#### Answer (A)

The procedure for applying costs to EWIP is the same under weighted average and FIFO: multiply the rates by the equivalent units in

DM costs in EWIP = $15 DM rate * (60,000 EWIP units * 0.75 percent complete) = $675,000 direct materials cost in EWIP

CC costs in EWIP = $20 CC rate * (60,000 EWIP units * 0.75 percent complete) = $900,000 conversion costs in EWIP

EWIP balance = $675,000 + $900,000 = $1,575,000

This is the same result as in 6GP.5.E1. However, that doesn’t mean FIFO’s and weighted average’s EWIP balances are always the same, even though I said that they follow the same procedure. Thats’s because the two methods almost always produce different cost per equivalent unit rates. There are two exceptions to this.

First, the two methods might have the same rates if there is no BWIP balance. In this case, the FIFO rate equation is mathermatically equivalent to the weighted average rate equation.

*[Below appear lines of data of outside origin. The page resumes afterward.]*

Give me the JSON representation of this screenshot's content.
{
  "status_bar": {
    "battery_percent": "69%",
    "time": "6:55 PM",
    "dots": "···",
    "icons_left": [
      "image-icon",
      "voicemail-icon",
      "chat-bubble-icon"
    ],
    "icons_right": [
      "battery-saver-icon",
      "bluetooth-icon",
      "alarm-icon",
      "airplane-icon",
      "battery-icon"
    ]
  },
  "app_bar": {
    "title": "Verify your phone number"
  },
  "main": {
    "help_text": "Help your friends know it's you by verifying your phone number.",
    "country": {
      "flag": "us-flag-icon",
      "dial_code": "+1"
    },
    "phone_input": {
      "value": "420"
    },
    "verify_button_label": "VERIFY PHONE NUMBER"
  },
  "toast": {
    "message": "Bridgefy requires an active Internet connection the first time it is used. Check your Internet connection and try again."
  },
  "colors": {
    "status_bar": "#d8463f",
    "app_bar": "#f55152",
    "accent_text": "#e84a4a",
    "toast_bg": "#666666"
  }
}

Second, if last period’s rates are exactly the same as this period’s then the rates will also be equal. It doesn’t matter that FIFO’s strictly segreges between last period’s work (in BWIP) and this period’s work (as expressed through the cost rates) and that weighted average does * not *thus segregate when the two rates are the same per equivalent unit.

Thus the answer to this problem is only the same as the answer to 6GP.5.E1 because I have artifically, for the sake of simplifying things, used the same cost per equivalent rates under both methods.

#### Answer (B)

Under FIFO, the rates do not include beginning WIP costs, so those costs ($1,800,000) have to be directly added to units completed. Also, the “units completed”

Units completed – BWIP equivalent units = Units completed*

540,000 – (50,000 * 0.5) = 515,000

($15 + $20) * 515,000 + $1,800,000 = $19,825,000

### 6GP.6.M1

Use the same information provided about 5Rings2012 in problem 6GP.5.M1, but now assume the firm uses the FIFO method.

**Required**

**(A)** What is this department’s EWIP balance?

**(B)** What is the cost of the units completed and transferred out of the department this period?

#### Answer (A)

FIFO rates calculations omits BWIP costs in the numerator and subtracts BWIP equivalent units from the denominator.

DM: 12,000 / (10,000 + 1,000 – 1,500) = $1.26 DM per equivalent unit

CC: 25,000 / (10,000 + 1,000 * 0.5 – 1,500 * 0.40) = $2.53 CC per equivalent unit

TI: 18,000 / (10,000 + 1,000 – 1,500) = $1.89 TI per equivalent unit

Applying these rates to the equivalent units in EWIP leads to the following EWIP balance.

$1.26 * 1,500 + $2.53 * 600 + $1.89 * 1,500 = $6,243 EWIP balance

#### Answer (B)

The cost of units completed is BWIP costs plus the product of the rates (calculated in part A) and a modified definition of units completed.

Units completed – BWIP equivalent units = Units completed*

DM: 10,000 – 1,000 = 9,000

CC: 10,000 – (1,000 * 0.50) = 9,500

TI: 10,000 – 1,000 = 9,000

$1.26 * 9,000 = $11,340

$2.53 * 9,500 = $24,035

$1.89 * 9,000 = $17,010

(650 + 1,500 + 2125) + (11,340 + 24,035 + 17,010) = $56,660